== Problem to solve ==
Repeat the entries below exactly as they appear, with no pictures.

---------- Dataset content ----------

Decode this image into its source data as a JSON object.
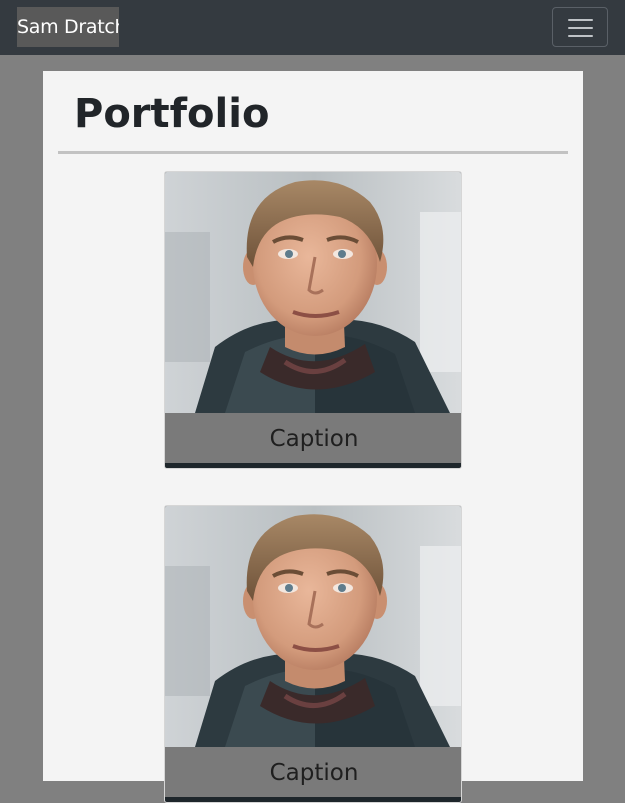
{
  "navbar": {
    "brand": "Sam Dratch",
    "toggler_icon": "hamburger-icon"
  },
  "main": {
    "title": "Portfolio",
    "cards": [
      {
        "caption": "Caption",
        "image": "portrait-photo"
      },
      {
        "caption": "Caption",
        "image": "portrait-photo"
      }
    ]
  },
  "colors": {
    "navbar_bg": "#343a40",
    "page_bg": "#808080",
    "panel_bg": "#f4f4f4",
    "caption_bg": "#7a7a7a"
  }
}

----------

== Exercise solution ==
Decode this image into its source data as a JSON object.
{
  "navbar": {
    "brand": "Sam Dratch",
    "toggler_icon": "hamburger-icon"
  },
  "main": {
    "title": "Portfolio",
    "cards": [
      {
        "caption": "Caption",
        "image": "portrait-photo"
      },
      {
        "caption": "Caption",
        "image": "portrait-photo"
      }
    ]
  },
  "colors": {
    "navbar_bg": "#343a40",
    "page_bg": "#808080",
    "panel_bg": "#f4f4f4",
    "caption_bg": "#7a7a7a"
  }
}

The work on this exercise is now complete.